TASK TO CARRY OUT -
Among the entries below, how many lines have the word "Vtion"? Answer only with the number.

SOURCE MATERIAL -

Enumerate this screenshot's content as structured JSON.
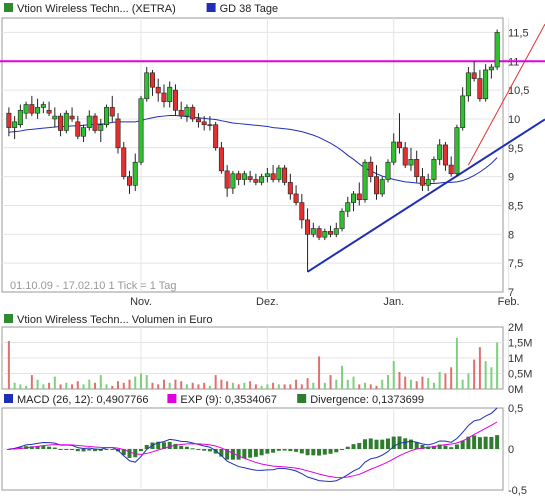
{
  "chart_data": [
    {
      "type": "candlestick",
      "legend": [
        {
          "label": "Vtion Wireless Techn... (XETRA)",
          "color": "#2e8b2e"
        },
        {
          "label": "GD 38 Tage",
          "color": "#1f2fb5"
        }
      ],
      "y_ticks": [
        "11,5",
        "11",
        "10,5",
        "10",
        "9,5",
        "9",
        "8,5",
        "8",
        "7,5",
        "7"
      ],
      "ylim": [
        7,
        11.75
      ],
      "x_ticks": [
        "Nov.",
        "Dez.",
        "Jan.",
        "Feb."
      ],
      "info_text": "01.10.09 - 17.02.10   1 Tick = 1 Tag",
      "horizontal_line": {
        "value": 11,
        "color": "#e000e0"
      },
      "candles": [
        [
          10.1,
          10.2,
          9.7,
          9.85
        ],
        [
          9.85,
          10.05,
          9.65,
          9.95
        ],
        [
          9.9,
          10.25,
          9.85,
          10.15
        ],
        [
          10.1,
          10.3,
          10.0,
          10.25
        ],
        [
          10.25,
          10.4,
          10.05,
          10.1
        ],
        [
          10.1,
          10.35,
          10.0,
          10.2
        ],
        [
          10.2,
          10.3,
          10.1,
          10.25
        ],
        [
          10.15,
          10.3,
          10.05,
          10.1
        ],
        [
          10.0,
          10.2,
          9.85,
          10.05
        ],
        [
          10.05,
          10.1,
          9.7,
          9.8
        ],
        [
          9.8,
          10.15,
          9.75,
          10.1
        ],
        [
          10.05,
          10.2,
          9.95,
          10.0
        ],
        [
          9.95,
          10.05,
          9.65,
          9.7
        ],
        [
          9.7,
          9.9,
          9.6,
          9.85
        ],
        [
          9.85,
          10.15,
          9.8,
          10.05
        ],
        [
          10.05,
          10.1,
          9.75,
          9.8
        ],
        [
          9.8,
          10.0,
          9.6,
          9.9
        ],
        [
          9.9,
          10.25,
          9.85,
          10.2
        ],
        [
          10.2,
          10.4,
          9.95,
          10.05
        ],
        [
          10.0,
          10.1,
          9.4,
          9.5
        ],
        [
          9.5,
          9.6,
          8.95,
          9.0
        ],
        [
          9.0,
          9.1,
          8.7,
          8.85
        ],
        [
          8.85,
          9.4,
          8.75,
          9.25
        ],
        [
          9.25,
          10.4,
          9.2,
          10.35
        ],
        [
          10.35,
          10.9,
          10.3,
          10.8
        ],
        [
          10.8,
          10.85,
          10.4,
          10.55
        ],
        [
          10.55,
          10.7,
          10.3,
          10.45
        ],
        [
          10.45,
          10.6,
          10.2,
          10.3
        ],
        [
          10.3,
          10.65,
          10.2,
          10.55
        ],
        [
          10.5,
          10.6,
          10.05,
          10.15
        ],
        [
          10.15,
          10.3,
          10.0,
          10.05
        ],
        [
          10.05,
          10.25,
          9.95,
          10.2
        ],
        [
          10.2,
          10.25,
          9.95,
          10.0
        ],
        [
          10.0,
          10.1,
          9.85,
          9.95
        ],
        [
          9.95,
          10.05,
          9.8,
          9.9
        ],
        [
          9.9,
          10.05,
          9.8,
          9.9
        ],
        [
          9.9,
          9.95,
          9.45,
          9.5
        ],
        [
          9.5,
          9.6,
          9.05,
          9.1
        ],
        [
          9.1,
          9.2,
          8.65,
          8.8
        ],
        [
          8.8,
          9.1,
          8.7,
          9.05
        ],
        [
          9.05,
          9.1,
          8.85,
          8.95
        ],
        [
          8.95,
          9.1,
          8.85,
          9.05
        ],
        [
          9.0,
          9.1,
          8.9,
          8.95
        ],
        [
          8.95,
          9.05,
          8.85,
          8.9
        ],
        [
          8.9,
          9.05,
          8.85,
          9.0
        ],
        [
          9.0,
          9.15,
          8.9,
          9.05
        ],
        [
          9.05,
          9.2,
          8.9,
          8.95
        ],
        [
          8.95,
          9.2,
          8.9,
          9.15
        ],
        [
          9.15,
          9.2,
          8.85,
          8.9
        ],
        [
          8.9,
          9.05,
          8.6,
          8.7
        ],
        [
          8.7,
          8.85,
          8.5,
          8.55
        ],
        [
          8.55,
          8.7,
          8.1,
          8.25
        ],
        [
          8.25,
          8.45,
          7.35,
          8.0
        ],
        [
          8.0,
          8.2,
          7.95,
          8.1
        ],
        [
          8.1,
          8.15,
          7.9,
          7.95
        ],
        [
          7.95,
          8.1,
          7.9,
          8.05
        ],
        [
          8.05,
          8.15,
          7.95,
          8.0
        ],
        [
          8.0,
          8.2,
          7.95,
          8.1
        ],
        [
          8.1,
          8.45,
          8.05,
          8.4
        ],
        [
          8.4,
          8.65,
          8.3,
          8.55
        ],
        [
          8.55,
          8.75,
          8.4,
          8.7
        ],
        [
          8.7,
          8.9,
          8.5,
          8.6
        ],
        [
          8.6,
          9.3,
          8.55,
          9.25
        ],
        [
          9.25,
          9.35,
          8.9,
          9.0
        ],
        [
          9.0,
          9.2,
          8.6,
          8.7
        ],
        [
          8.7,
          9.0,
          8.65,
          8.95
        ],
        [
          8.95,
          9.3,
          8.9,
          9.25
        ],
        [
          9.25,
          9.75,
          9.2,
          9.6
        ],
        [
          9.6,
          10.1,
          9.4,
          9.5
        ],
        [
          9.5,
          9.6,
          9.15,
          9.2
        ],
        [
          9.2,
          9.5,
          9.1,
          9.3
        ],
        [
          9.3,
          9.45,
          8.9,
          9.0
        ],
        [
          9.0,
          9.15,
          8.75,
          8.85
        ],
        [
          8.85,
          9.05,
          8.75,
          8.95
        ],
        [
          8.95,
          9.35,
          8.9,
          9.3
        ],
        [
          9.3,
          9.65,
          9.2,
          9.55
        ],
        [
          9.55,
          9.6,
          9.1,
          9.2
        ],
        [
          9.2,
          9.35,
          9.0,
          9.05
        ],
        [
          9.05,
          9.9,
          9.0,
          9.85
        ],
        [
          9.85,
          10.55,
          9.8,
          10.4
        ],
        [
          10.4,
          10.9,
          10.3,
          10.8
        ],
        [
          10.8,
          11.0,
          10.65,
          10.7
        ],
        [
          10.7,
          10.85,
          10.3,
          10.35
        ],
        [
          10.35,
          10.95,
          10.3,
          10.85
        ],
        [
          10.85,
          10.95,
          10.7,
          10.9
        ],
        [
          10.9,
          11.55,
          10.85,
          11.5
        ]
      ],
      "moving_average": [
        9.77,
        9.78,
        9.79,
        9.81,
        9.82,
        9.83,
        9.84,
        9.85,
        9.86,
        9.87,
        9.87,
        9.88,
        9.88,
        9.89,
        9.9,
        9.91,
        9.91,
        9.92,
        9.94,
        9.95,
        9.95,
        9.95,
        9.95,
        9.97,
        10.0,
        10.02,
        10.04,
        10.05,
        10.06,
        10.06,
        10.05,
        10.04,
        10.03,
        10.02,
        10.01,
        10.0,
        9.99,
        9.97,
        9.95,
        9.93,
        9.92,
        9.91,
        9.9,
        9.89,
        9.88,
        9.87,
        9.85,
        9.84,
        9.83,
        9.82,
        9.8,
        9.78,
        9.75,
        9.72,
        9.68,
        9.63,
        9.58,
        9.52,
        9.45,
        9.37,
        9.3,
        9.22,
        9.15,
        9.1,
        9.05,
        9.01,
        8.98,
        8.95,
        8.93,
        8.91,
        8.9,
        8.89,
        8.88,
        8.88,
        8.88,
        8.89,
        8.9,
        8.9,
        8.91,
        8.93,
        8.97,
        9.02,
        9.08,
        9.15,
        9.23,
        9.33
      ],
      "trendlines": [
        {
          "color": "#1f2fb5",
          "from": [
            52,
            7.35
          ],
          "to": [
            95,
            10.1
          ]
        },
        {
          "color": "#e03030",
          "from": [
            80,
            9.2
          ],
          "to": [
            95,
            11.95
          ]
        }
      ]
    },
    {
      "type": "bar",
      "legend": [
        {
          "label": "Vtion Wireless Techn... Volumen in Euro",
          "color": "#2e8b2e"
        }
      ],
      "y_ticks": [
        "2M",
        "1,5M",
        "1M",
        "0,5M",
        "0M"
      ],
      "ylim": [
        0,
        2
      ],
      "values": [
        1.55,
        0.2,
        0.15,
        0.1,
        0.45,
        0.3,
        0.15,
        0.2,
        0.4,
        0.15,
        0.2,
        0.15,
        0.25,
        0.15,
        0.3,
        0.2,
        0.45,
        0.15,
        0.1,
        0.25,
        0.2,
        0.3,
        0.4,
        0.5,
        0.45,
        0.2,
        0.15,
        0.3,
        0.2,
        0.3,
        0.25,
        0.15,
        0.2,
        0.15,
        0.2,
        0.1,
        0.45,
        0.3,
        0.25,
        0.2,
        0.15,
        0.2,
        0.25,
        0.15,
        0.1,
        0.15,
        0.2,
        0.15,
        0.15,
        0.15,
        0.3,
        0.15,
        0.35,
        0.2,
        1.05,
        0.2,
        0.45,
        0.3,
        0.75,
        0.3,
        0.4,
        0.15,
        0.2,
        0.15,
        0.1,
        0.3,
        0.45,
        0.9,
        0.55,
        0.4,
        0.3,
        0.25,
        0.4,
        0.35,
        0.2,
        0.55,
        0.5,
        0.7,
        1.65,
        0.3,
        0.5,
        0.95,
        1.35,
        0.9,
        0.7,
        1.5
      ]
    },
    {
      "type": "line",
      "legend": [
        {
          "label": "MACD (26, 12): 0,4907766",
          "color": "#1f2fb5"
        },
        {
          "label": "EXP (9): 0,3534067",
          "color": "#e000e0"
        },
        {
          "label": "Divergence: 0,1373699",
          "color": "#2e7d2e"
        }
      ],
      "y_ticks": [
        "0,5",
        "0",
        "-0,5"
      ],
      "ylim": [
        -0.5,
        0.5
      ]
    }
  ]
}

WRITTEN ANSWER -
2